THE TASK:
Reproduce the records below exactly, but leave their pictures out of the copy.

DATASET RECORDS:
--------------------------------
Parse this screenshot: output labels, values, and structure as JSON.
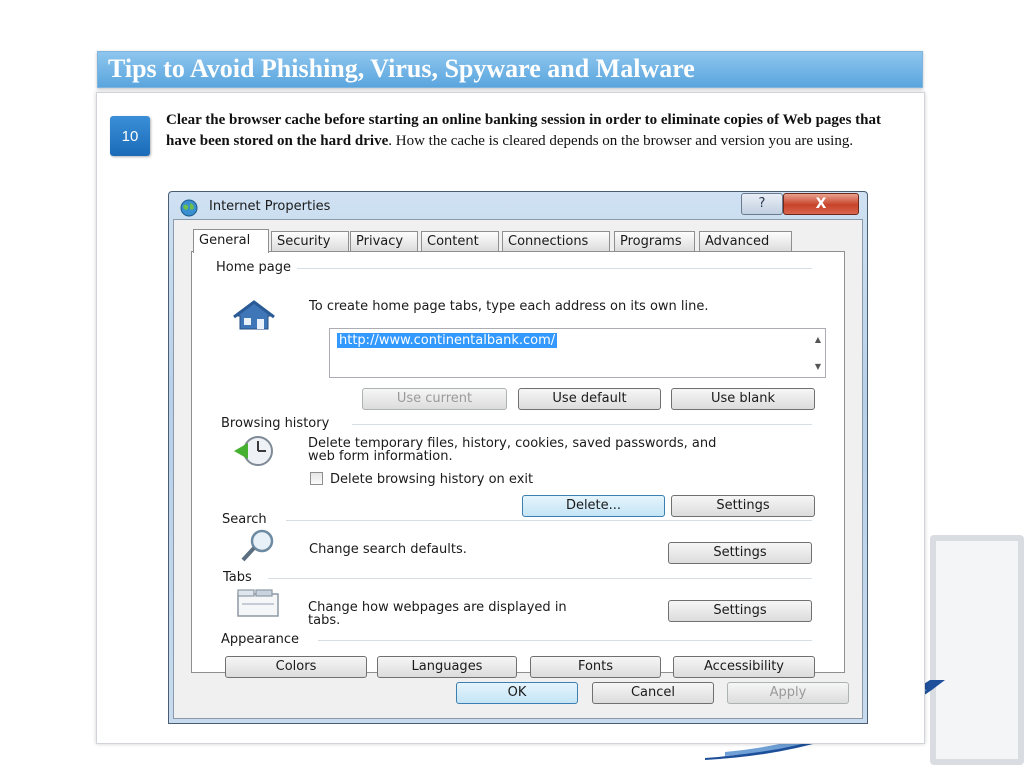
{
  "slide": {
    "title": "Tips to Avoid Phishing, Virus, Spyware and Malware",
    "tip_number": "10",
    "tip_bold": "Clear the browser cache before starting an online banking session in order to eliminate copies of Web pages that have been stored on the hard drive",
    "tip_rest": ". How the cache is cleared depends on the browser and version you are using."
  },
  "dialog": {
    "title": "Internet Properties",
    "help_button": "?",
    "close_button": "X",
    "tabs": [
      "General",
      "Security",
      "Privacy",
      "Content",
      "Connections",
      "Programs",
      "Advanced"
    ],
    "active_tab": "General",
    "home_page": {
      "label": "Home page",
      "instruction": "To create home page tabs, type each address on its own line.",
      "url": "http://www.continentalbank.com/",
      "use_current": "Use current",
      "use_default": "Use default",
      "use_blank": "Use blank"
    },
    "browsing_history": {
      "label": "Browsing history",
      "description_line1": "Delete temporary files, history, cookies, saved passwords, and",
      "description_line2": "web form information.",
      "checkbox_label": "Delete browsing history on exit",
      "checkbox_checked": false,
      "delete_button": "Delete...",
      "settings_button": "Settings"
    },
    "search": {
      "label": "Search",
      "description": "Change search defaults.",
      "settings_button": "Settings"
    },
    "tabs_section": {
      "label": "Tabs",
      "description_line1": "Change how webpages are displayed in",
      "description_line2": "tabs.",
      "settings_button": "Settings"
    },
    "appearance": {
      "label": "Appearance",
      "colors": "Colors",
      "languages": "Languages",
      "fonts": "Fonts",
      "accessibility": "Accessibility"
    },
    "footer": {
      "ok": "OK",
      "cancel": "Cancel",
      "apply": "Apply"
    }
  }
}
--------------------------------
EXERCISE ANSWER:
Parse this screenshot: output labels, values, and structure as JSON.
{
  "slide": {
    "title": "Tips to Avoid Phishing, Virus, Spyware and Malware",
    "tip_number": "10",
    "tip_bold": "Clear the browser cache before starting an online banking session in order to eliminate copies of Web pages that have been stored on the hard drive",
    "tip_rest": ". How the cache is cleared depends on the browser and version you are using."
  },
  "dialog": {
    "title": "Internet Properties",
    "help_button": "?",
    "close_button": "X",
    "tabs": [
      "General",
      "Security",
      "Privacy",
      "Content",
      "Connections",
      "Programs",
      "Advanced"
    ],
    "active_tab": "General",
    "home_page": {
      "label": "Home page",
      "instruction": "To create home page tabs, type each address on its own line.",
      "url": "http://www.continentalbank.com/",
      "use_current": "Use current",
      "use_default": "Use default",
      "use_blank": "Use blank"
    },
    "browsing_history": {
      "label": "Browsing history",
      "description_line1": "Delete temporary files, history, cookies, saved passwords, and",
      "description_line2": "web form information.",
      "checkbox_label": "Delete browsing history on exit",
      "checkbox_checked": false,
      "delete_button": "Delete...",
      "settings_button": "Settings"
    },
    "search": {
      "label": "Search",
      "description": "Change search defaults.",
      "settings_button": "Settings"
    },
    "tabs_section": {
      "label": "Tabs",
      "description_line1": "Change how webpages are displayed in",
      "description_line2": "tabs.",
      "settings_button": "Settings"
    },
    "appearance": {
      "label": "Appearance",
      "colors": "Colors",
      "languages": "Languages",
      "fonts": "Fonts",
      "accessibility": "Accessibility"
    },
    "footer": {
      "ok": "OK",
      "cancel": "Cancel",
      "apply": "Apply"
    }
  }
}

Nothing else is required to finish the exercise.